Patriot Perspective: Change in football helmet color elicits juvenile uproar


Is the sky falling? Is this school burning? You may think so, but no, someone said the color of the football helmets might change.

During a football meeting on Feb. 7, a proposal for new black helmets to replace the old gold helmets was unveiled. The team was excited to start a fresh new season, hopefully even on a new turf field, and part of that excitement led to the possibility of a new look for the team with a new black helmet.

Many other sports teams, such as lacrosse and baseball, have gotten new uniforms, and it only seemed fitting that the football team should be allowed a change as well. At this time, the coaches and players were unaware of the 50-year tradition of the football team having gold helmets, which was initiated by former coach Gerry Gray at the onset of the football program at JC.

When the proposal was made public, family members of Gray and many other alumni quickly made the tradition known, through Facebook, emails, and various other outlets, and said that they thought that the gold helmet should stay.
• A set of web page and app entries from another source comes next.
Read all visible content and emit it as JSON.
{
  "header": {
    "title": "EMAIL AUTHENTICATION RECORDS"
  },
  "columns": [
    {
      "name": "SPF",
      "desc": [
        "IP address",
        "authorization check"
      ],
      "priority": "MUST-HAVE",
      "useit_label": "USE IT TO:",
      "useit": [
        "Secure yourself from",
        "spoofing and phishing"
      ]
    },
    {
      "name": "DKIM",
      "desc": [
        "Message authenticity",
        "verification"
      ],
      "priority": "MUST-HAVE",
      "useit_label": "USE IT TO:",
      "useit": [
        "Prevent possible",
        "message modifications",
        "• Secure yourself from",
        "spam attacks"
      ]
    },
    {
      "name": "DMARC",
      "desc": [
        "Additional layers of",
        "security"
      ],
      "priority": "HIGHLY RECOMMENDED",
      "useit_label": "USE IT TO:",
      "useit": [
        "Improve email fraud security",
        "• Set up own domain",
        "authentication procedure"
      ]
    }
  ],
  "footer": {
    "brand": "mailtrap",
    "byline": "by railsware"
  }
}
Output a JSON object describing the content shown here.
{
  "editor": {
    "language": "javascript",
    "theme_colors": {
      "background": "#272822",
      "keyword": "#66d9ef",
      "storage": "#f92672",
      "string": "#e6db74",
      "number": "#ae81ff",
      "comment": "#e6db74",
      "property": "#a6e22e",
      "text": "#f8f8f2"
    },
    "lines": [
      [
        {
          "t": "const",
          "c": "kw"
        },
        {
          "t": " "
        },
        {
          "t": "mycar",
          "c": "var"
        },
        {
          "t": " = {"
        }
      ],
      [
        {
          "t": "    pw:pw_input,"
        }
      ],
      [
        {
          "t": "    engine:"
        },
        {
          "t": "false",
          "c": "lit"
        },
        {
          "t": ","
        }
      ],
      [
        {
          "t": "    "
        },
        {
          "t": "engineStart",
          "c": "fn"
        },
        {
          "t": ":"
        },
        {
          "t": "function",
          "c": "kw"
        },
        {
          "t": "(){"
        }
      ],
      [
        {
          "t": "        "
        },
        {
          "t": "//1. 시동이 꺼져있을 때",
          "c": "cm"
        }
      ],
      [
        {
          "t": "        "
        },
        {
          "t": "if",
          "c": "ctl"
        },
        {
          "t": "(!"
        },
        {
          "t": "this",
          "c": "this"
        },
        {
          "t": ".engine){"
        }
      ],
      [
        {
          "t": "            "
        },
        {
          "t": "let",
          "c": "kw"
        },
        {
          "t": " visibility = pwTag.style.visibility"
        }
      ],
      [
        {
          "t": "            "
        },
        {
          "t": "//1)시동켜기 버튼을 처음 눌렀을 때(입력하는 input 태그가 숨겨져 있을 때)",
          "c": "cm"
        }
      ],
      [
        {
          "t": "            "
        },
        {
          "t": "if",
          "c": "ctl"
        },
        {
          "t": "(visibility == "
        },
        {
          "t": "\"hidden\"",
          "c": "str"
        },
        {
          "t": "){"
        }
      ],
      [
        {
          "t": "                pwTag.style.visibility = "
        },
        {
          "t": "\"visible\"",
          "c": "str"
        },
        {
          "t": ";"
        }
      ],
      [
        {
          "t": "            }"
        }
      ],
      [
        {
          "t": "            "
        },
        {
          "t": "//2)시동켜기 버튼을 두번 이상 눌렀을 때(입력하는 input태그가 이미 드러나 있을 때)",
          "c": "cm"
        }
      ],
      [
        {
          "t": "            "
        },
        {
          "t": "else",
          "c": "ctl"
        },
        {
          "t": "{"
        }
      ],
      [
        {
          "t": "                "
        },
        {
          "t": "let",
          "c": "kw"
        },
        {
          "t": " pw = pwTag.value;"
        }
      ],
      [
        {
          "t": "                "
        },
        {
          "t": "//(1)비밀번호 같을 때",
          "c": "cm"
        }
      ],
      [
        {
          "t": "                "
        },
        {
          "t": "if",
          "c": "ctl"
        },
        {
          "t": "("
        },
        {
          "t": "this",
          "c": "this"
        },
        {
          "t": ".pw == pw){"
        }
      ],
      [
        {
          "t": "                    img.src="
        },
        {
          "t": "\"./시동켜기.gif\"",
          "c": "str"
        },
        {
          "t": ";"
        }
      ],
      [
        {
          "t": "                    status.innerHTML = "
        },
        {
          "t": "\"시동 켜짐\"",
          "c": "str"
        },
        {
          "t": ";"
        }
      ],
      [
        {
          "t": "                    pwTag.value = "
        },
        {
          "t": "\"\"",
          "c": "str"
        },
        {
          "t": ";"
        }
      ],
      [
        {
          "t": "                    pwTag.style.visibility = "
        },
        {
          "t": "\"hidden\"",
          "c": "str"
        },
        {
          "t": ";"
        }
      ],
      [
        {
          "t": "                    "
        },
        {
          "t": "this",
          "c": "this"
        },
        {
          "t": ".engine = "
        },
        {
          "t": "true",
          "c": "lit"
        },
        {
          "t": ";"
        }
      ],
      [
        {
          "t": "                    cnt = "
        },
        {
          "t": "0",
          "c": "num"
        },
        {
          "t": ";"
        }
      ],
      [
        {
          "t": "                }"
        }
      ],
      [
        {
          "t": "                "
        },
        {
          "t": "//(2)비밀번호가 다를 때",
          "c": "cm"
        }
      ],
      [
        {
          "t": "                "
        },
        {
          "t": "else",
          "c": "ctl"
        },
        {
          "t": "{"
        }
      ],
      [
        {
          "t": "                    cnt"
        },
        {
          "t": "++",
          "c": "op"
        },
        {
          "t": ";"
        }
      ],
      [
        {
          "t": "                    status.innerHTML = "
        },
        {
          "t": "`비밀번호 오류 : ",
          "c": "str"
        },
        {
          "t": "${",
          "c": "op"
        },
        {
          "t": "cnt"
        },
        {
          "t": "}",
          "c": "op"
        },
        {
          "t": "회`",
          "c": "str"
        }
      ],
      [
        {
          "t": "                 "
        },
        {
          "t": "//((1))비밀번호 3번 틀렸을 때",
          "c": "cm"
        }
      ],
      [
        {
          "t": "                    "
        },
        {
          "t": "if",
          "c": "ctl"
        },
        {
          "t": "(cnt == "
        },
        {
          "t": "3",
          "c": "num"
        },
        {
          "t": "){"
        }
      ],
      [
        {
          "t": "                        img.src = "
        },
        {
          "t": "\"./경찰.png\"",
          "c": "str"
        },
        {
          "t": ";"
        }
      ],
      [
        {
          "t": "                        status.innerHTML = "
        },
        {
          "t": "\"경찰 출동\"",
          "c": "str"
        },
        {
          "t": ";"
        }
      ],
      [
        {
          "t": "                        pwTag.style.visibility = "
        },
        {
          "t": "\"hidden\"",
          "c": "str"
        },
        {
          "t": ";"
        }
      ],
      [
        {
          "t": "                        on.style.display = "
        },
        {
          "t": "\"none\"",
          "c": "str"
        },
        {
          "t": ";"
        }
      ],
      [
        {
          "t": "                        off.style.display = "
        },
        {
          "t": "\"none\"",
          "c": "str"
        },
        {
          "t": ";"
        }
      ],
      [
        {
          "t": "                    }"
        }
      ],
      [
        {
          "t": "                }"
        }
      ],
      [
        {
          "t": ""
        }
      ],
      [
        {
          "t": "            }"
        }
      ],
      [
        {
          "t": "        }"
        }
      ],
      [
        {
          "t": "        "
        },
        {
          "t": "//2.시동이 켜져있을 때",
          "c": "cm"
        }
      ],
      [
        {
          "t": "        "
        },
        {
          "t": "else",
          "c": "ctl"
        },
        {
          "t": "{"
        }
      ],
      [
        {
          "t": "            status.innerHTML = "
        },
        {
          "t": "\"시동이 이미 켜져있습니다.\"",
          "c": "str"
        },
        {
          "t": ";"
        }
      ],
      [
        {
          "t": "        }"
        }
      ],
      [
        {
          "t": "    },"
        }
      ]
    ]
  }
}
For something as seemingly trivial as the color of the football helmets, the outcry and debate that erupted was enormous. Many alumni responded passionately in support of keeping the gold helmets, but this was a double-edged sword.

On one hand, it is positive to see so many alumni still active in our community and passionate about our school. Many alumni made inspiring comments about the importance of tradition and the legacy of JC. On the other hand, some alumni unfortunately took it too far, even to the point of calling high school students “children” and “stupid” publically on Facebook, saying that, “one day you will understand tradition and memories. You just don’t get it now.”

The biggest attacks that seemed to be raised were that high school students were too stupid and young to understand tradition and that they did not respect and appreciate tradition.

First, while JC students have not yet reached adulthood, they have passed the time of being called children, and are old enough and mature enough that they deserve to have their opinions respected. As they struggle to savor their precious high school memories while the pressures of college and work loom over them, they are more than aware of the importance of memories. As students currently in high school, they are the young adults, the ones in the moment making their own memories.

No one can dispute that the main purpose of JC should be providing the best experience and education for the current students that will lead future generations. This is not to say our whole JC community is not important, but the focus needs to be what is best for everyone, especially the students now. Too often the angry responses were from people who were focused on their own personal thoughts instead of on the welfare of the students and the football program. The discussion should have been about what is best for the JC community.

Secondly, assuming students want to disrespect tradition and do not appreciate it is just as wrong. Students are currently part of the 50th Anniversary celebration, a huge year for JC. Students have never been more aware of the many traditions present here. To say students don’t understand at all is too harsh. For example, one of the defining moments of junior year is receiving your class ring, and every student respects and appreciates this tradition.

Students have no choice to be ignorant of traditions if they aren’t informed about them. The administration and even some of the teachers should be responsible for educating them and sharing the history of the school.

Overall, the negative outcry from the alumni took it too far and did not embody what JC is all about. The disapproval from both sides of the argument was, in our opinion, overblown.

Although both sides had valid points, the argument and controversy over such a small matter makes JC look like a zoo from the outside.  If we cannot settle on something the color of our football helmet, what else can we not settle? The fact that a majority of this discussion was plastered all over Facebook only worsens the matter. At the end of the day, the helmet is staying gold how it should, but the situation could have been handled better.

The art of balancing tradition and change is never an easy concept to master. On one hand, tradition is important. It binds people together and connects generations with memories. It keeps the old young, and gives the young wisdom. However, change is also necessary to keep any organization going. Without change, progress is hardly made.

Because these two concepts can rarely coincide smoothly, tension often results.  And the JC football program sure did see a lot of that this month. The one tradition that should never change is the tradition of JC having caring, compassionate, and thoughtful alumni, students, teachers, and administrators.